(What the task requires):
Give the data again exactly as written, skipping any pictures.

(Provided data):
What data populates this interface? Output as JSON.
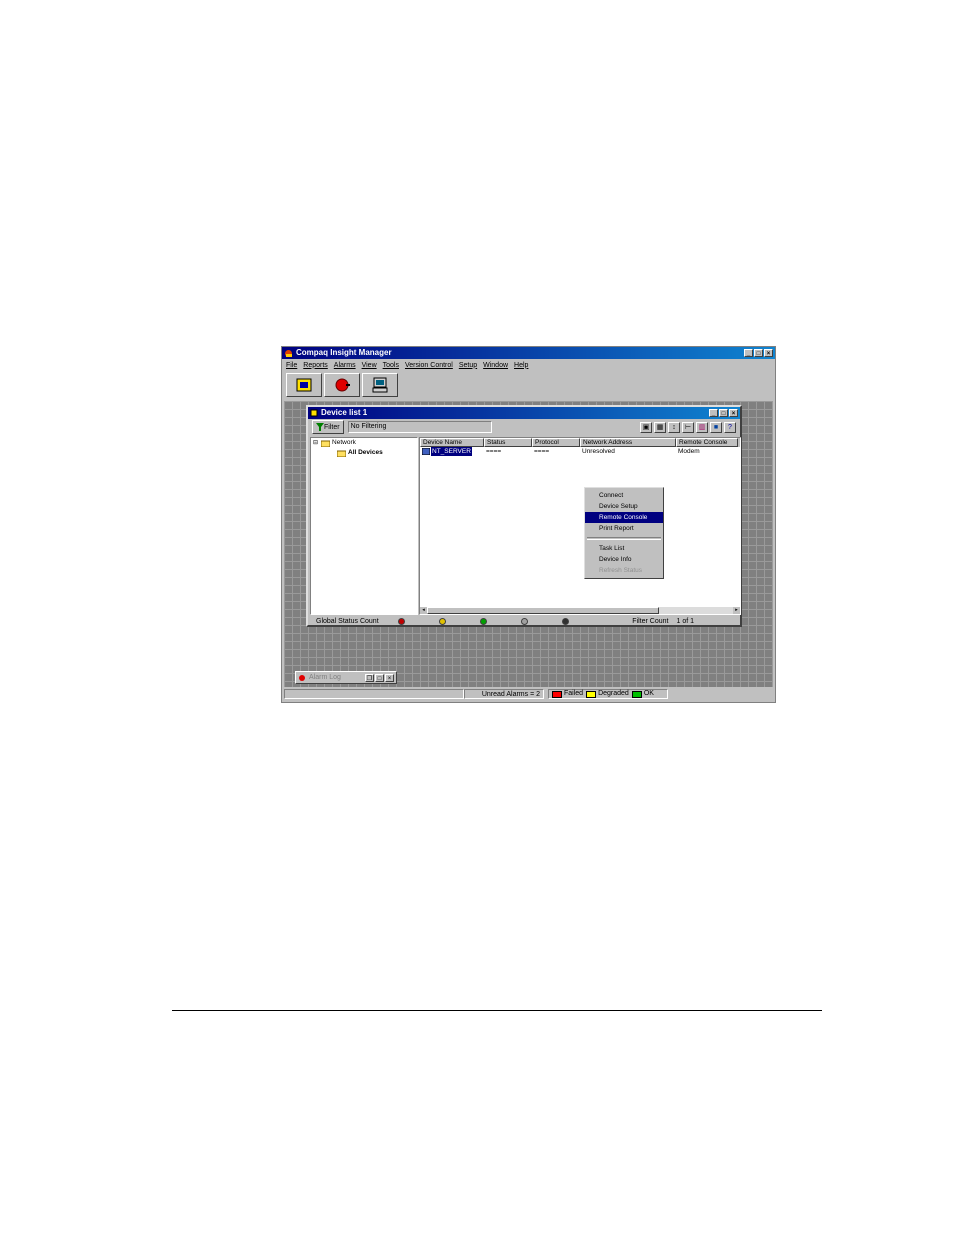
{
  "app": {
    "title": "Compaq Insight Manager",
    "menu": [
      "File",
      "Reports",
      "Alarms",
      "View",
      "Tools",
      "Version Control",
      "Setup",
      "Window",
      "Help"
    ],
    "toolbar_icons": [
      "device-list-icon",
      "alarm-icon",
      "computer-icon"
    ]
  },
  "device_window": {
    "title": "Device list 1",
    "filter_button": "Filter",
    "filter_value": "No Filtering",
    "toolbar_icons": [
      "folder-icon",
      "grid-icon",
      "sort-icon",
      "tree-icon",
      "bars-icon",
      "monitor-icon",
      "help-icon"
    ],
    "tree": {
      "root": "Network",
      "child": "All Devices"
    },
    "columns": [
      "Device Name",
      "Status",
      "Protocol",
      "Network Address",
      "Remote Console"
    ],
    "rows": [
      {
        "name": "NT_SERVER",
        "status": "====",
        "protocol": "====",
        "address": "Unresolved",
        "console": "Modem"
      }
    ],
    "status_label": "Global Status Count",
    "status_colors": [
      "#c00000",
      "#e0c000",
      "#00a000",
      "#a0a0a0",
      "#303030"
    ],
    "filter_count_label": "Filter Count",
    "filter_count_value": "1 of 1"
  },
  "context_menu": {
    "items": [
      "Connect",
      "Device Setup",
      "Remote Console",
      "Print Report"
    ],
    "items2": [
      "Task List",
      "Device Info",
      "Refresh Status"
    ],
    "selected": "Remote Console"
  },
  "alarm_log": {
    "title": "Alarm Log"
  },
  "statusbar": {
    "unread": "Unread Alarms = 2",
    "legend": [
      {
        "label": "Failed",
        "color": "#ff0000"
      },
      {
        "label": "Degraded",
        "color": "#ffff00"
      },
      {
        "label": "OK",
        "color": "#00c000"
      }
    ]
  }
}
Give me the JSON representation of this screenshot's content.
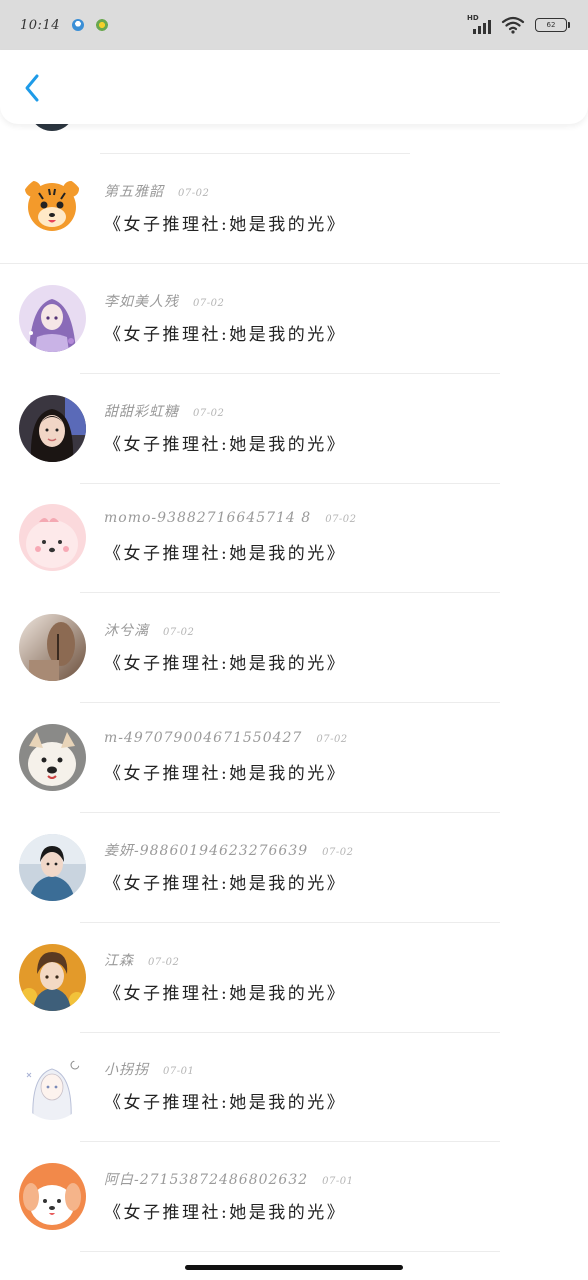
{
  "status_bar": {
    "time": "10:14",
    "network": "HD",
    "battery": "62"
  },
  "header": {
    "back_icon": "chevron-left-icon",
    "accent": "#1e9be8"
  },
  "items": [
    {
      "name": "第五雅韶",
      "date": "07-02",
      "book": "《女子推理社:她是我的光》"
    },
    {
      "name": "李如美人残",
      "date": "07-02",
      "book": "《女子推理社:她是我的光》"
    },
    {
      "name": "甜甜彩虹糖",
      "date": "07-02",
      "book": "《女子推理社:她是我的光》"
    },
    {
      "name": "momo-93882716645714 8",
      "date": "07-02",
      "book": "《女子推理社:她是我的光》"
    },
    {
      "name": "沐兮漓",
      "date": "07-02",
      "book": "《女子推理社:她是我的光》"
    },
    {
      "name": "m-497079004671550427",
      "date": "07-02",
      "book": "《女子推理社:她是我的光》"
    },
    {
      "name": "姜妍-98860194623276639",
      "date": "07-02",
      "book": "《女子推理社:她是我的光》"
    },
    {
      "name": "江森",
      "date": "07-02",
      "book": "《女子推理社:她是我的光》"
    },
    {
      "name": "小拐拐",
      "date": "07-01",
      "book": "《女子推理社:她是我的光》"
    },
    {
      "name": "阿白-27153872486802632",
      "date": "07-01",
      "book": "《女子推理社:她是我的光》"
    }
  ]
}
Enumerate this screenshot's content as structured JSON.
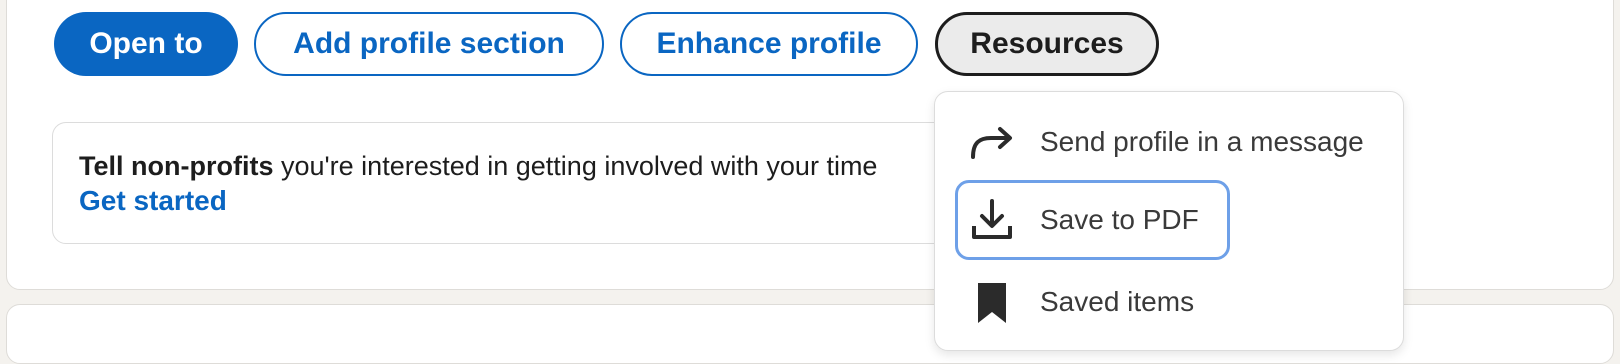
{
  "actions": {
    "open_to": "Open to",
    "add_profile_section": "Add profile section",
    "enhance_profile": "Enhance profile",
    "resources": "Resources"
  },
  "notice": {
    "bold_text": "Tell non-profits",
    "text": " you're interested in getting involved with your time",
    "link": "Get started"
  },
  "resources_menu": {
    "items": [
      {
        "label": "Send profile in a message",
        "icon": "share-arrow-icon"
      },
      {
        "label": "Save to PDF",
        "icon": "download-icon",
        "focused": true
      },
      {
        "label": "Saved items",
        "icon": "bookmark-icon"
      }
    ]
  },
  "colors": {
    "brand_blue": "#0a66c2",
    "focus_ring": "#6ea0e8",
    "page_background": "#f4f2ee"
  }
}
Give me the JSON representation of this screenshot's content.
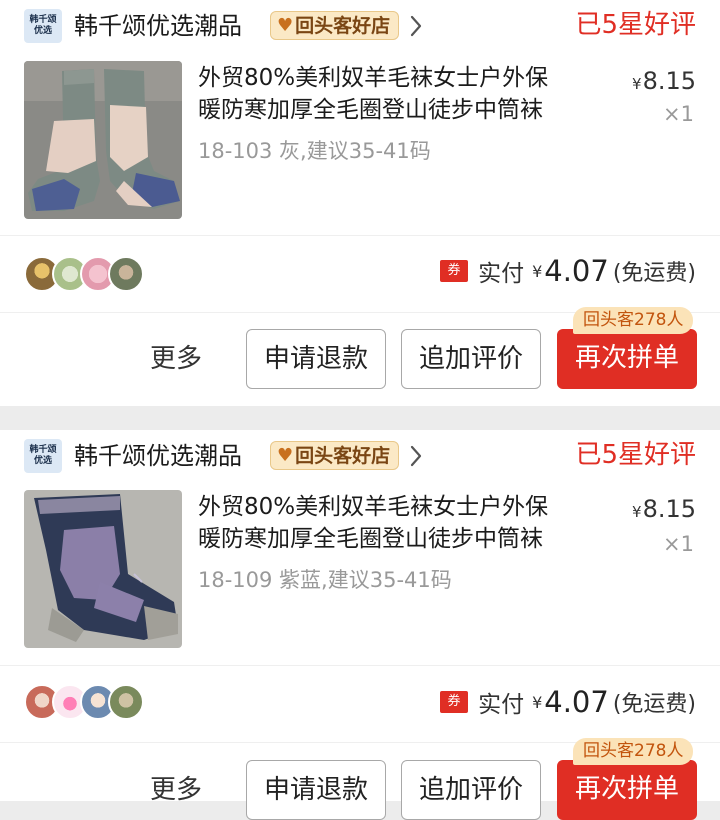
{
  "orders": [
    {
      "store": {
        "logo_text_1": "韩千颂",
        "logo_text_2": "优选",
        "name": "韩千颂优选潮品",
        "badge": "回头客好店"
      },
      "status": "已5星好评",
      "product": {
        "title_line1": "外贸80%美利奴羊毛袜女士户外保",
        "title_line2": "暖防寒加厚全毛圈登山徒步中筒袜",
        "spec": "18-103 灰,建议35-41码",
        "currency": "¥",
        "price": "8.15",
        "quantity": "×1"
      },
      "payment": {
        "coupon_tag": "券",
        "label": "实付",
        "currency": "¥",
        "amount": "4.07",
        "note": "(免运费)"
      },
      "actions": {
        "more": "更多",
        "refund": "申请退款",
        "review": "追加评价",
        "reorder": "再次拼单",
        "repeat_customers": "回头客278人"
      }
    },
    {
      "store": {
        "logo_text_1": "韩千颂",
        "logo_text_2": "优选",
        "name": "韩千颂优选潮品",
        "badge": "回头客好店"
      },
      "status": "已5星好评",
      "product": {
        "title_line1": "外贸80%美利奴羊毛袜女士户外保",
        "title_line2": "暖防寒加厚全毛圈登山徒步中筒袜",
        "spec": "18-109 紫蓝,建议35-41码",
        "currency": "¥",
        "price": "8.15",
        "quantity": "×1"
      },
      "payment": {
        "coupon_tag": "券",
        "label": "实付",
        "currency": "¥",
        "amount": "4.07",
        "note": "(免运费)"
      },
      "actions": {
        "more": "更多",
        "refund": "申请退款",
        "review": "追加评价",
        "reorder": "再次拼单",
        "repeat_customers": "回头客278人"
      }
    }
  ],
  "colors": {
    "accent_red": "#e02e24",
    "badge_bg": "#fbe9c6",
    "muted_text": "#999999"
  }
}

(Answer to the exercise):
What data populates this interface? Output as JSON.
{
  "app": {
    "title": "Compaq Insight Manager",
    "menu": [
      "File",
      "Reports",
      "Alarms",
      "View",
      "Tools",
      "Version Control",
      "Setup",
      "Window",
      "Help"
    ],
    "toolbar_icons": [
      "device-list-icon",
      "alarm-icon",
      "computer-icon"
    ]
  },
  "device_window": {
    "title": "Device list 1",
    "filter_button": "Filter",
    "filter_value": "No Filtering",
    "toolbar_icons": [
      "folder-icon",
      "grid-icon",
      "sort-icon",
      "tree-icon",
      "bars-icon",
      "monitor-icon",
      "help-icon"
    ],
    "tree": {
      "root": "Network",
      "child": "All Devices"
    },
    "columns": [
      "Device Name",
      "Status",
      "Protocol",
      "Network Address",
      "Remote Console"
    ],
    "rows": [
      {
        "name": "NT_SERVER",
        "status": "====",
        "protocol": "====",
        "address": "Unresolved",
        "console": "Modem"
      }
    ],
    "status_label": "Global Status Count",
    "status_colors": [
      "#c00000",
      "#e0c000",
      "#00a000",
      "#a0a0a0",
      "#303030"
    ],
    "filter_count_label": "Filter Count",
    "filter_count_value": "1 of 1"
  },
  "context_menu": {
    "items": [
      "Connect",
      "Device Setup",
      "Remote Console",
      "Print Report"
    ],
    "items2": [
      "Task List",
      "Device Info",
      "Refresh Status"
    ],
    "selected": "Remote Console"
  },
  "alarm_log": {
    "title": "Alarm Log"
  },
  "statusbar": {
    "unread": "Unread Alarms = 2",
    "legend": [
      {
        "label": "Failed",
        "color": "#ff0000"
      },
      {
        "label": "Degraded",
        "color": "#ffff00"
      },
      {
        "label": "OK",
        "color": "#00c000"
      }
    ]
  }
}
Give me the JSON representation of this screenshot's content.
{
  "status_bar": {
    "time": "10:14",
    "network": "HD",
    "battery": "62"
  },
  "header": {
    "back_icon": "chevron-left-icon",
    "accent": "#1e9be8"
  },
  "items": [
    {
      "name": "第五雅韶",
      "date": "07-02",
      "book": "《女子推理社:她是我的光》"
    },
    {
      "name": "李如美人残",
      "date": "07-02",
      "book": "《女子推理社:她是我的光》"
    },
    {
      "name": "甜甜彩虹糖",
      "date": "07-02",
      "book": "《女子推理社:她是我的光》"
    },
    {
      "name": "momo-93882716645714 8",
      "date": "07-02",
      "book": "《女子推理社:她是我的光》"
    },
    {
      "name": "沐兮漓",
      "date": "07-02",
      "book": "《女子推理社:她是我的光》"
    },
    {
      "name": "m-497079004671550427",
      "date": "07-02",
      "book": "《女子推理社:她是我的光》"
    },
    {
      "name": "姜妍-98860194623276639",
      "date": "07-02",
      "book": "《女子推理社:她是我的光》"
    },
    {
      "name": "江森",
      "date": "07-02",
      "book": "《女子推理社:她是我的光》"
    },
    {
      "name": "小拐拐",
      "date": "07-01",
      "book": "《女子推理社:她是我的光》"
    },
    {
      "name": "阿白-27153872486802632",
      "date": "07-01",
      "book": "《女子推理社:她是我的光》"
    }
  ]
}
Enumerate this screenshot's content as structured JSON.
{
  "actions": {
    "open_to": "Open to",
    "add_profile_section": "Add profile section",
    "enhance_profile": "Enhance profile",
    "resources": "Resources"
  },
  "notice": {
    "bold_text": "Tell non-profits",
    "text": " you're interested in getting involved with your time",
    "link": "Get started"
  },
  "resources_menu": {
    "items": [
      {
        "label": "Send profile in a message",
        "icon": "share-arrow-icon"
      },
      {
        "label": "Save to PDF",
        "icon": "download-icon",
        "focused": true
      },
      {
        "label": "Saved items",
        "icon": "bookmark-icon"
      }
    ]
  },
  "colors": {
    "brand_blue": "#0a66c2",
    "focus_ring": "#6ea0e8",
    "page_background": "#f4f2ee"
  }
}
Give me the JSON representation of this screenshot's content.
{
  "orders": [
    {
      "store": {
        "logo_text_1": "韩千颂",
        "logo_text_2": "优选",
        "name": "韩千颂优选潮品",
        "badge": "回头客好店"
      },
      "status": "已5星好评",
      "product": {
        "title_line1": "外贸80%美利奴羊毛袜女士户外保",
        "title_line2": "暖防寒加厚全毛圈登山徒步中筒袜",
        "spec": "18-103 灰,建议35-41码",
        "currency": "¥",
        "price": "8.15",
        "quantity": "×1"
      },
      "payment": {
        "coupon_tag": "券",
        "label": "实付",
        "currency": "¥",
        "amount": "4.07",
        "note": "(免运费)"
      },
      "actions": {
        "more": "更多",
        "refund": "申请退款",
        "review": "追加评价",
        "reorder": "再次拼单",
        "repeat_customers": "回头客278人"
      }
    },
    {
      "store": {
        "logo_text_1": "韩千颂",
        "logo_text_2": "优选",
        "name": "韩千颂优选潮品",
        "badge": "回头客好店"
      },
      "status": "已5星好评",
      "product": {
        "title_line1": "外贸80%美利奴羊毛袜女士户外保",
        "title_line2": "暖防寒加厚全毛圈登山徒步中筒袜",
        "spec": "18-109 紫蓝,建议35-41码",
        "currency": "¥",
        "price": "8.15",
        "quantity": "×1"
      },
      "payment": {
        "coupon_tag": "券",
        "label": "实付",
        "currency": "¥",
        "amount": "4.07",
        "note": "(免运费)"
      },
      "actions": {
        "more": "更多",
        "refund": "申请退款",
        "review": "追加评价",
        "reorder": "再次拼单",
        "repeat_customers": "回头客278人"
      }
    }
  ],
  "colors": {
    "accent_red": "#e02e24",
    "badge_bg": "#fbe9c6",
    "muted_text": "#999999"
  }
}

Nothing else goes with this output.